- Polišenský, J. V. (1954). "The Thirty Years' War". Past and Present. 6 (6): 31–43. doi:10.1093/past/6.1.31. JSTOR 649813.
- Polišenský, J. V. (1968). "The Thirty Years' War and the Crises and Revolutions of Seventeenth-Century Europe". Past and Present. 39 (39): 34–43. doi:10.1093/past/39.1.34. JSTOR 649854.
- Polisensky, Joseph (2001). "A Note on Scottish Soldiers in the Bohemian War, 1619–1622". In Murdoch, Steve (ed.). Scotland and the Thirty Years' war, 1618–1648. Leiden: Brill. pp. 109–115.
- Prinzing, Friedrich (1916). Epidemics Resulting from Wars. Oxford: Clarendon Press.
- Rabb, Theodore K (1962). "The Effects of the Thirty Years' War on the German Economy". Journal of Modern History. 34 (1): 40–51. doi:10.1086/238995. JSTOR 1874817.
- Ringmar, Erik (2008) . Identity, Interest and Action: A Cultural Explanation of the Swedish Intervention in the Thirty Years War. Cambridge University Press. ISBN 978-0521026031.
- Roberts, Michael (1958). Gustavus Adolphus: A History of Sweden, 1611–1632. Longmans, Green and C°.

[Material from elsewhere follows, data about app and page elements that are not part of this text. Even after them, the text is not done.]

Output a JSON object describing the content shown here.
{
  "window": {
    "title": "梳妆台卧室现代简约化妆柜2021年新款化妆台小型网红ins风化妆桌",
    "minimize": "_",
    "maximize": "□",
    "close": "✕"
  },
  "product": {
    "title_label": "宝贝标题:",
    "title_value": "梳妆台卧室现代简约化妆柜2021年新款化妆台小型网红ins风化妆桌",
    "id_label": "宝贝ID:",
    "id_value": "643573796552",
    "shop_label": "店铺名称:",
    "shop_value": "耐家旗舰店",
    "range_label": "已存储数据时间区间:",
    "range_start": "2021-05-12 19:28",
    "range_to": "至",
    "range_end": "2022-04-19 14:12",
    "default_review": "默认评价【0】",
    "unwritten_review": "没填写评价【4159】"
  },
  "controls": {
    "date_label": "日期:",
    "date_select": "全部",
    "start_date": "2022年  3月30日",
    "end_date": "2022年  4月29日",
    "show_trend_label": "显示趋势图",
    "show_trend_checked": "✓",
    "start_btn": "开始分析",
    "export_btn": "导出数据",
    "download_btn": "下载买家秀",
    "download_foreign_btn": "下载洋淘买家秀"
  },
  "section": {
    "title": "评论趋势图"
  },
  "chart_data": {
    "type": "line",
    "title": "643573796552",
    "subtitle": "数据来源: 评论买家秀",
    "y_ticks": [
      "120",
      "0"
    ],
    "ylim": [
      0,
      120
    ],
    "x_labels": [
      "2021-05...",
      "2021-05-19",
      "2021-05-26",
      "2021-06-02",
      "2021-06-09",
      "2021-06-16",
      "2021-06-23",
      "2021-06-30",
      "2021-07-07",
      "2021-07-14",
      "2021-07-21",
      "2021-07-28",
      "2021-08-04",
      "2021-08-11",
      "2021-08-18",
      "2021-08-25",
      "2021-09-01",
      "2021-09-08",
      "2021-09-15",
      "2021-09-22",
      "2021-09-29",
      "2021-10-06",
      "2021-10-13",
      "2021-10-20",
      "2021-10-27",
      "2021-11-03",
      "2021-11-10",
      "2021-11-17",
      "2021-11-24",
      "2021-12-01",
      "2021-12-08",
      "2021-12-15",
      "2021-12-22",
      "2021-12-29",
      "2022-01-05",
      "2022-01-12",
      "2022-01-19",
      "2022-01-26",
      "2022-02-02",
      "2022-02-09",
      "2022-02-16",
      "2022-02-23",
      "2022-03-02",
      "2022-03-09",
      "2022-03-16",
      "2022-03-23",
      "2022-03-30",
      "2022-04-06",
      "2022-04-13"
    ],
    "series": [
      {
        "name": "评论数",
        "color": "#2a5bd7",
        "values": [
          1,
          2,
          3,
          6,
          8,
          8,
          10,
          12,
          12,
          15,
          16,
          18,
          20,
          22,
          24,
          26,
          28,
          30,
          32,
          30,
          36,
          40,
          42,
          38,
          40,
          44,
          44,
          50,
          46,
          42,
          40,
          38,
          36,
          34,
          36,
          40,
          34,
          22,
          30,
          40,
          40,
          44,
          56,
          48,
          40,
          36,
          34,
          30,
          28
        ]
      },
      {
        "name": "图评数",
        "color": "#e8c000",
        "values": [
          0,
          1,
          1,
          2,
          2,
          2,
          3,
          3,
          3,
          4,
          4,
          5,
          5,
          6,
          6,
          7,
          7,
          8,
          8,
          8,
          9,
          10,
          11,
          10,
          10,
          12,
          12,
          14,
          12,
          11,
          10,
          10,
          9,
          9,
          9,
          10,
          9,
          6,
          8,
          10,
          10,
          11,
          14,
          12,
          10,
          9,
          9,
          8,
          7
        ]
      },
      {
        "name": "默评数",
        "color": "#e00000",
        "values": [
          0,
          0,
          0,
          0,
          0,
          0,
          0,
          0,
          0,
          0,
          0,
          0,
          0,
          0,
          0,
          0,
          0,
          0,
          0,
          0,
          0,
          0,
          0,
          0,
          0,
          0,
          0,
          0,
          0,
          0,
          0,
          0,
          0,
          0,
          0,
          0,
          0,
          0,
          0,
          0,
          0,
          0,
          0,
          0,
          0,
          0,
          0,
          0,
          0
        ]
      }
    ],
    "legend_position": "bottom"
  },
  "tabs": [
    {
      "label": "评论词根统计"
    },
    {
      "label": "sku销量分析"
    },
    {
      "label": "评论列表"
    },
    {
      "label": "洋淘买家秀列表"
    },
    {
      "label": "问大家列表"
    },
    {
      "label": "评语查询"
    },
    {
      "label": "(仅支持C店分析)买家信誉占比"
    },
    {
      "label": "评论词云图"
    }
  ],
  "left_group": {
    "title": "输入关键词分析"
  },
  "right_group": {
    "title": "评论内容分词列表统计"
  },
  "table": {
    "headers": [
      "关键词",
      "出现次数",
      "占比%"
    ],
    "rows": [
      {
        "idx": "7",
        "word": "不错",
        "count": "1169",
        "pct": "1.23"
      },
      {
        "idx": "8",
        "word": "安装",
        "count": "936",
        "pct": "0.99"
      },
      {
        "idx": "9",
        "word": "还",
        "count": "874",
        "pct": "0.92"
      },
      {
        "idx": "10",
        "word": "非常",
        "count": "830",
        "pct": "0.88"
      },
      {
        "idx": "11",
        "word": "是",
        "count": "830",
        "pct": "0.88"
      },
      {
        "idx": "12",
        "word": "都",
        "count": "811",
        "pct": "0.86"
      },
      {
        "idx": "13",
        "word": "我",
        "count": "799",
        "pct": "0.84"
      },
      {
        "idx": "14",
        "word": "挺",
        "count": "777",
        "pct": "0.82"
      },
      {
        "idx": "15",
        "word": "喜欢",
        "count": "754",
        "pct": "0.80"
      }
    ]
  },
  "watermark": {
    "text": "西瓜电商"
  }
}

- Thion, S. (2008). French Armies of the Thirty Years' War. Auzielle: Little Round Top Editions.
- Ward, A. W. (1902). The Cambridge Modern History. Volume 4: The Thirty Years War.
- Wedgwood, C. V. (2005). Thirty Years War. foreword by Anthony Grafton. New York: The New York Review of Books, Inc. ISBN 978-1-59017-146-2.

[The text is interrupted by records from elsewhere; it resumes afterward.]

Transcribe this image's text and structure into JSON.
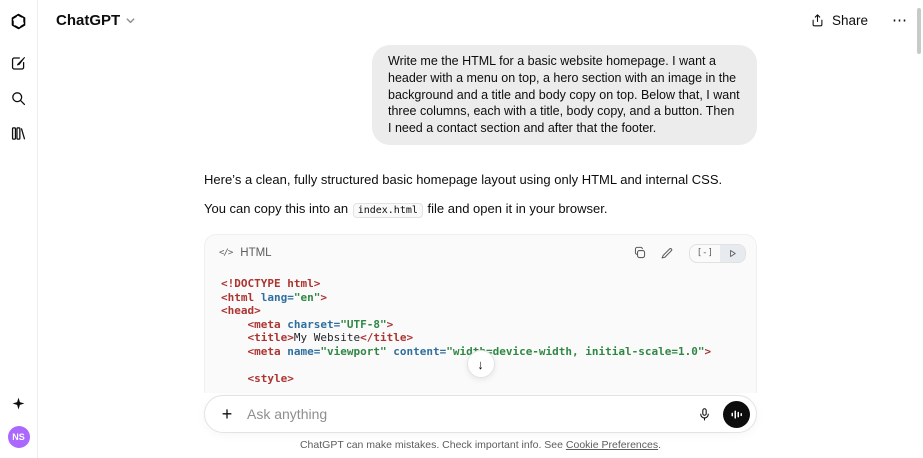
{
  "header": {
    "title": "ChatGPT",
    "share_label": "Share"
  },
  "sidebar": {
    "avatar_initials": "NS",
    "avatar_color": "#ab68ff"
  },
  "conversation": {
    "user_message": "Write me the HTML for a basic website homepage. I want a header with a menu on top, a hero section with an image in the background and a title and body copy on top. Below that, I want three columns, each with a title, body copy, and a button. Then I need a contact section and after that the footer.",
    "assistant_paragraph_1": "Here’s a clean, fully structured basic homepage layout using only HTML and internal CSS.",
    "assistant_paragraph_2_pre": "You can copy this into an ",
    "assistant_paragraph_2_code": "index.html",
    "assistant_paragraph_2_post": " file and open it in your browser."
  },
  "code_block": {
    "language_label": "HTML",
    "syntax_colors": {
      "tag": "#ac3431",
      "meta": "#ac3431",
      "attribute": "#2f6f9f",
      "string": "#2f8744",
      "plain": "#1f2328"
    },
    "lines": [
      [
        {
          "t": "meta",
          "v": "<!DOCTYPE html>"
        }
      ],
      [
        {
          "t": "tag",
          "v": "<html"
        },
        {
          "t": "attr",
          "v": " lang="
        },
        {
          "t": "str",
          "v": "\"en\""
        },
        {
          "t": "tag",
          "v": ">"
        }
      ],
      [
        {
          "t": "tag",
          "v": "<head>"
        }
      ],
      [
        {
          "t": "pln",
          "v": "    "
        },
        {
          "t": "tag",
          "v": "<meta"
        },
        {
          "t": "attr",
          "v": " charset="
        },
        {
          "t": "str",
          "v": "\"UTF-8\""
        },
        {
          "t": "tag",
          "v": ">"
        }
      ],
      [
        {
          "t": "pln",
          "v": "    "
        },
        {
          "t": "tag",
          "v": "<title>"
        },
        {
          "t": "pln",
          "v": "My Website"
        },
        {
          "t": "tag",
          "v": "</title>"
        }
      ],
      [
        {
          "t": "pln",
          "v": "    "
        },
        {
          "t": "tag",
          "v": "<meta"
        },
        {
          "t": "attr",
          "v": " name="
        },
        {
          "t": "str",
          "v": "\"viewport\""
        },
        {
          "t": "attr",
          "v": " content="
        },
        {
          "t": "str",
          "v": "\"width=device-width, initial-scale=1.0\""
        },
        {
          "t": "tag",
          "v": ">"
        }
      ],
      [],
      [
        {
          "t": "pln",
          "v": "    "
        },
        {
          "t": "tag",
          "v": "<style>"
        }
      ]
    ]
  },
  "composer": {
    "placeholder": "Ask anything"
  },
  "footer": {
    "text_pre": "ChatGPT can make mistakes. Check important info. See ",
    "link_text": "Cookie Preferences",
    "text_post": "."
  },
  "glyphs": {
    "plus": "+",
    "ellipsis": "⋯",
    "arrow_down": "↓",
    "code_icon": "</>",
    "code_view": "[-]"
  },
  "icons": [
    "openai-logo",
    "compose-icon",
    "search-icon",
    "library-icon",
    "sparkle-icon",
    "chevron-down-icon",
    "share-upload-icon",
    "ellipsis-icon",
    "code-lang-icon",
    "copy-icon",
    "edit-pencil-icon",
    "code-view-icon",
    "play-icon",
    "scroll-down-arrow-icon",
    "plus-icon",
    "microphone-icon",
    "voice-waveform-icon"
  ]
}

- Wilson, Peter H. (2009). Europe's Tragedy: A History of the Thirty Years War. Allen Lane. ISBN 978-0-7139-9592-3.
- "The Thirty Years' War - how was peace achieved? (history documentary)". Deutsche Welle Documentary. 1 November 2018. (Part 2)
- "The 30 Years' War (1618–48) and the Second Defenestration of Prague – Professor Peter Wilson". Gresham College. 24 May 2018.
|Wikimedia Commons has media related to Thirty Years War.|
|Wikivoyage has a travel guide for Thirty Years War.|
- Encyclopædia Britannica. 26 (11th ed.). 1911. .
- Spahn, Martin (1912). Catholic Encyclopedia. 14. .
- The Thirty Years' War – Czech republic
- The Thirty Years' War LearningSite
- Thirty Years' War Timeline
- Project "Peace of Westphalia" (among others with Essay Volumes of the 26th Exhibition of the Council of Europe "1648: War and Peace in Europe", 1998/99)
- History of the Thirty Years' War by Friedrich von Schiller at Project Gutenberg
- BBC Radio4 documentary – The Invention of Germany: The Thirty Years' War and Magdeburg